§ EXERCISE DIRECTIONS
Set down each record below precisely, skipping the pictures.

*** Opening DATA EXTRACT ***

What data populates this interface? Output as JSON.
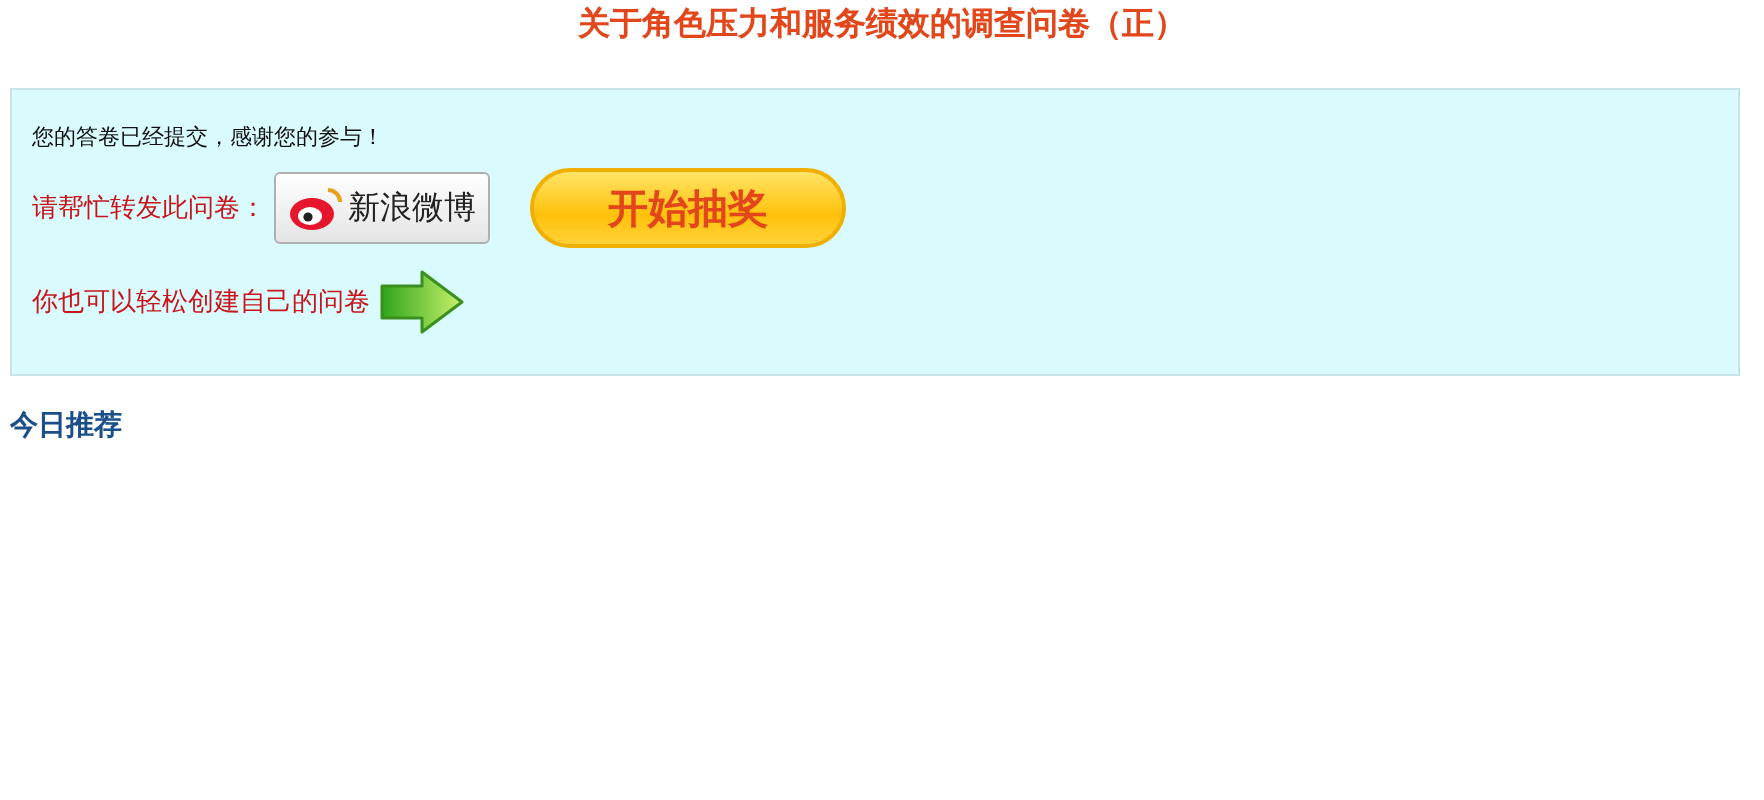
{
  "title": "关于角色压力和服务绩效的调查问卷（正）",
  "notice": {
    "thanks": "您的答卷已经提交，感谢您的参与！",
    "share_label": "请帮忙转发此问卷：",
    "weibo_button": "新浪微博",
    "lottery_button": "开始抽奖",
    "create_label": "你也可以轻松创建自己的问卷"
  },
  "section_heading": "今日推荐"
}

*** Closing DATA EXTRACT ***

§ RESPONSE AREA
What data populates this interface? Output as JSON.
{
  "title": "关于角色压力和服务绩效的调查问卷（正）",
  "notice": {
    "thanks": "您的答卷已经提交，感谢您的参与！",
    "share_label": "请帮忙转发此问卷：",
    "weibo_button": "新浪微博",
    "lottery_button": "开始抽奖",
    "create_label": "你也可以轻松创建自己的问卷"
  },
  "section_heading": "今日推荐"
}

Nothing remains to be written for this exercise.